TASK:
From the records below, copy each line that has the word "icon" in it.

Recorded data
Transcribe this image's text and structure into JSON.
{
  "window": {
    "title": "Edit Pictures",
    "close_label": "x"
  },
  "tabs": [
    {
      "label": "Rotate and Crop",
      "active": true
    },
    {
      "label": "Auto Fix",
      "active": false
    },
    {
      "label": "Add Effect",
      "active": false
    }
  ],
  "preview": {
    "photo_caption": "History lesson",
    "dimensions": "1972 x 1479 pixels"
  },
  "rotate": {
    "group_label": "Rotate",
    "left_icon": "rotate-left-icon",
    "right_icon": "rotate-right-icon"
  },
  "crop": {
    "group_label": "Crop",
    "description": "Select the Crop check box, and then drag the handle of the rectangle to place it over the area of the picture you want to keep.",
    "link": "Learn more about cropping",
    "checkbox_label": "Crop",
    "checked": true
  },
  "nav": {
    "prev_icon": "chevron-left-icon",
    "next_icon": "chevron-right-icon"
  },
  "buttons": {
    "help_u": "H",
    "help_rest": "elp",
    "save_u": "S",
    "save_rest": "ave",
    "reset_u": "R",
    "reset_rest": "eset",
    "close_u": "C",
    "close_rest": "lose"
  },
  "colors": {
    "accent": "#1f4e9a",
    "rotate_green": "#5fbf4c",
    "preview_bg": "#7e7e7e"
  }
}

TASK SOLUTION:
    "left_icon": "rotate-left-icon",
    "right_icon": "rotate-right-icon"
    "prev_icon": "chevron-left-icon",
    "next_icon": "chevron-right-icon"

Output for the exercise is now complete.